         [¶8]  Rule 11(a)(2) was adopted in 1985, following addition of a similar provision to the Federal Rules of Criminal Procedure in 1983.  M.R. Crim. P. 11(a), Advisory Committee's Note to 1985 amendment.  The reasons for the rule, including its written entry, consent, and certification requirements, are extensively discussed in the advisory committee notes supporting our original adoption of the rule in 1985 and amendments to the rule in 1987.  M.R. Crim. P. 11(a), Advisory Committee's Notes to 1985 and 1987 amendments.  The 1987 advisory committee notes indicate that the written entry and certification requirements exist to assure that: (1) issues raised in review of a ruling on a pretrial motion are properly subject to appellate resolution without a trial record; (2) the harmless error doctrine would not cause a conviction to be affirmed, despite any error in the pretrial ruling; and (3) resolution of the ruling on the pretrial motion will dispose of the case and not result in delay by allowing an interlocutory appeal of a matter that must be tried regardless of the outcome of the appeal.  M.R. Crim. P. 11(a) Advisory Committee's Note to 1987 amendment.

         [¶9]  The 1987 advisory committee notes indicate that the explicit requirement of a "written certification of record adequacy and issue substantiality" was added to the rules after our opinion in State v. Cyr, 501 A.2d 1303, 1305 (Me. 1985).  M.R. Crim. P. 11(a) Advisory Committee's Note to 1987 amendment.  The advisory committee notes indicate that: "By giving their approval and consent, the court and the prosecutor implicitly certify as to the defendant's no-delay purpose.  Such implicit certification should be enough to guard against frivolous appeals and certainly satisfies the rationale of the rule."  Id.

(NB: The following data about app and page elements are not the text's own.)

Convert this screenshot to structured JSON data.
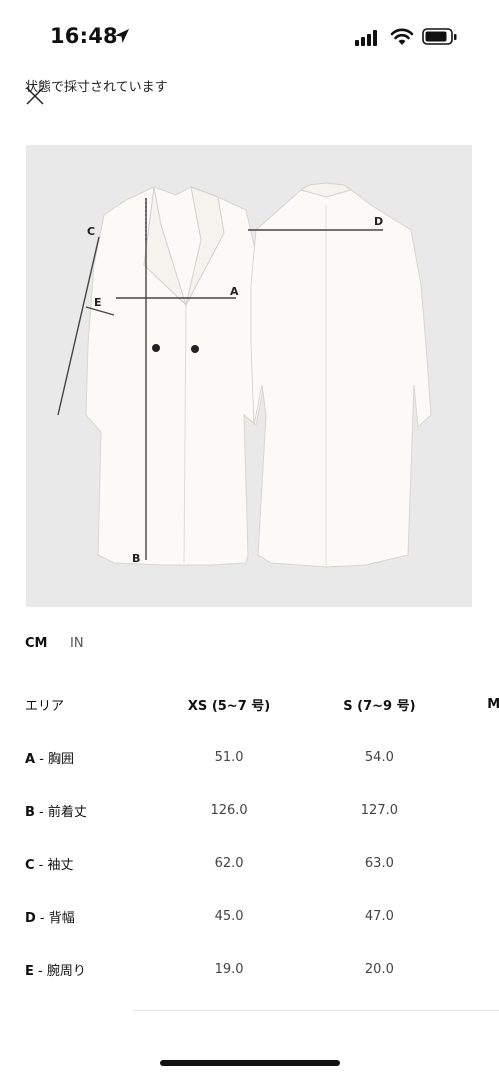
{
  "status": {
    "time": "16:48"
  },
  "header": {
    "caption": "状態で採寸されています"
  },
  "units": {
    "cm": "CM",
    "in": "IN"
  },
  "figure": {
    "markers": {
      "a": "A",
      "b": "B",
      "c": "C",
      "d": "D",
      "e": "E"
    }
  },
  "table": {
    "area_header": "エリア",
    "columns": [
      "XS (5~7 号)",
      "S (7~9 号)",
      "M"
    ],
    "rows": [
      {
        "key": "A",
        "name": " - 胸囲",
        "values": [
          "51.0",
          "54.0"
        ]
      },
      {
        "key": "B",
        "name": " - 前着丈",
        "values": [
          "126.0",
          "127.0"
        ]
      },
      {
        "key": "C",
        "name": " - 袖丈",
        "values": [
          "62.0",
          "63.0"
        ]
      },
      {
        "key": "D",
        "name": " - 背幅",
        "values": [
          "45.0",
          "47.0"
        ]
      },
      {
        "key": "E",
        "name": " - 腕周り",
        "values": [
          "19.0",
          "20.0"
        ]
      }
    ]
  }
}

         [¶10]  In two opinions, we have emphasized that the written entry of a plea and written approval and certification requirements of M.R. Crim. P. 11(a)(2) must be respected and that failure to comply with these specific requirements will cause us to view the issue presented as not properly preserved for appellate review.  State v. K.L., 663 A.2d 21, 22-23 (Me. 1995); State v. Fowler, 633 A.2d 80, 81 (Me. 1993).  Here, there is no written entry of plea or written certification of record adequacy, issue substantiality, or no-delay purpose to support the conditional appeal.  Without those written materials appearing in the record, the issue that Smith seeks to raise is not properly preserved for appeal, and the judgment must be affirmed.  K.L., 663 A.2d at 23. 

         The entry is:

                           Judgment affirmed.

________________________

 

Attorneys for State:

 

Neale T. Adams, District Attorney

Carrie L. Linthicum, Asst. Dist. Atty.

144 Sweden Street

Caribou, ME 04736

 

Attorney for defendant:

 

Richard L. Rhoda, Esq.

P O Box 743

Houlton, ME 04730



  [1] The provisions of the OUI law were repealed and replaced, effective July 1, 2004, by P.L. 2003, ch. 452 §§ Q-77 to Q-83.  Charges on and after July 1, 2004, are brought pursuant to 29-A M.R.S.A. § 2411(1-A) (Supp. 2004).  The events in this case occurred before the change in the law.

  [2] This provision of the divided highways law was amended effective July 1, 2004, by P.L. 2003, ch. 452, §§ Q-29, Q-30.  Charges on and after July 1, 2004, are brought pursuant to 29-A M.R.S.A. § 2052(3), (3-A) (Supp. 2004).  The events in this case occurred before the change in the law.

  [3]   The evidence of the officer's reasonable and articulable suspicion, prior to the stop, that a violation of law was about to occur, would have limited the prospects for success on the merits of an appeal.

 

  [4] Smith received a sentence of seven days in the county jail, a $600 fine and a 365-day suspension of his operating privileges. 

 

  [5]   The harmless error doctrine is articulated in M.R. Crim. P. 52(a).